[Collected data entries]
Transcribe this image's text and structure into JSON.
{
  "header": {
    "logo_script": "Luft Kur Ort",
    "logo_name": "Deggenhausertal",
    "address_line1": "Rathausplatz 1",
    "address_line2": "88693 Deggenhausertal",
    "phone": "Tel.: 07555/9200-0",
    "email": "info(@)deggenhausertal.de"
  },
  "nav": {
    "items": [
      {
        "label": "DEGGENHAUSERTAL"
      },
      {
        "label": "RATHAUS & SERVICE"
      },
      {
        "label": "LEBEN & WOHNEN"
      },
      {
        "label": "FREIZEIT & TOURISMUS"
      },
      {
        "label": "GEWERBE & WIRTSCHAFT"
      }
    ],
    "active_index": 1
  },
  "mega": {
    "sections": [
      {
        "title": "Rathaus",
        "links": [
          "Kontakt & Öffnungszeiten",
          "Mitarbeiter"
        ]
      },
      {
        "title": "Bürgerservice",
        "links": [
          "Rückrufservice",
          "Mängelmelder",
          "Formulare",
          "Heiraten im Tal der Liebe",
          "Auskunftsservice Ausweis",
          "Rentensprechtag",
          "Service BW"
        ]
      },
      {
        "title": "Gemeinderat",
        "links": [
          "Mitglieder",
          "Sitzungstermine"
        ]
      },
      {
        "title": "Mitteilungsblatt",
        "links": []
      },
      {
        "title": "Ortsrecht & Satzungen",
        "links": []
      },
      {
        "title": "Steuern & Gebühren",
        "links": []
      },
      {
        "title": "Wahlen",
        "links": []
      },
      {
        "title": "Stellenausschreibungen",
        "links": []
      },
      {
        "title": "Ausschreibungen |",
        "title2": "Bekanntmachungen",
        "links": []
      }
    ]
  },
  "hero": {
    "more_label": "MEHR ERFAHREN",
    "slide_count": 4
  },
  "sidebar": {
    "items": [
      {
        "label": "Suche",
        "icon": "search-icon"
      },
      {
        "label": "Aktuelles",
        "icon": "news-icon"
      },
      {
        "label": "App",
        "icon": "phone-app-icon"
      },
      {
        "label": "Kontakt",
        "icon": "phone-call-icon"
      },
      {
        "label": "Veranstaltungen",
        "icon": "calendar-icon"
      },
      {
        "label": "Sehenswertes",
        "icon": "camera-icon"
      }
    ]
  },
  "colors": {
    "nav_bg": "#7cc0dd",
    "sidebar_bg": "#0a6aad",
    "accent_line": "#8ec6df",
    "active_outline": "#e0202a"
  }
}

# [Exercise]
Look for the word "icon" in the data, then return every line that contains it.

# [Completed exercise]
        "icon": "search-icon"
        "icon": "news-icon"
        "icon": "phone-app-icon"
        "icon": "phone-call-icon"
        "icon": "calendar-icon"
        "icon": "camera-icon"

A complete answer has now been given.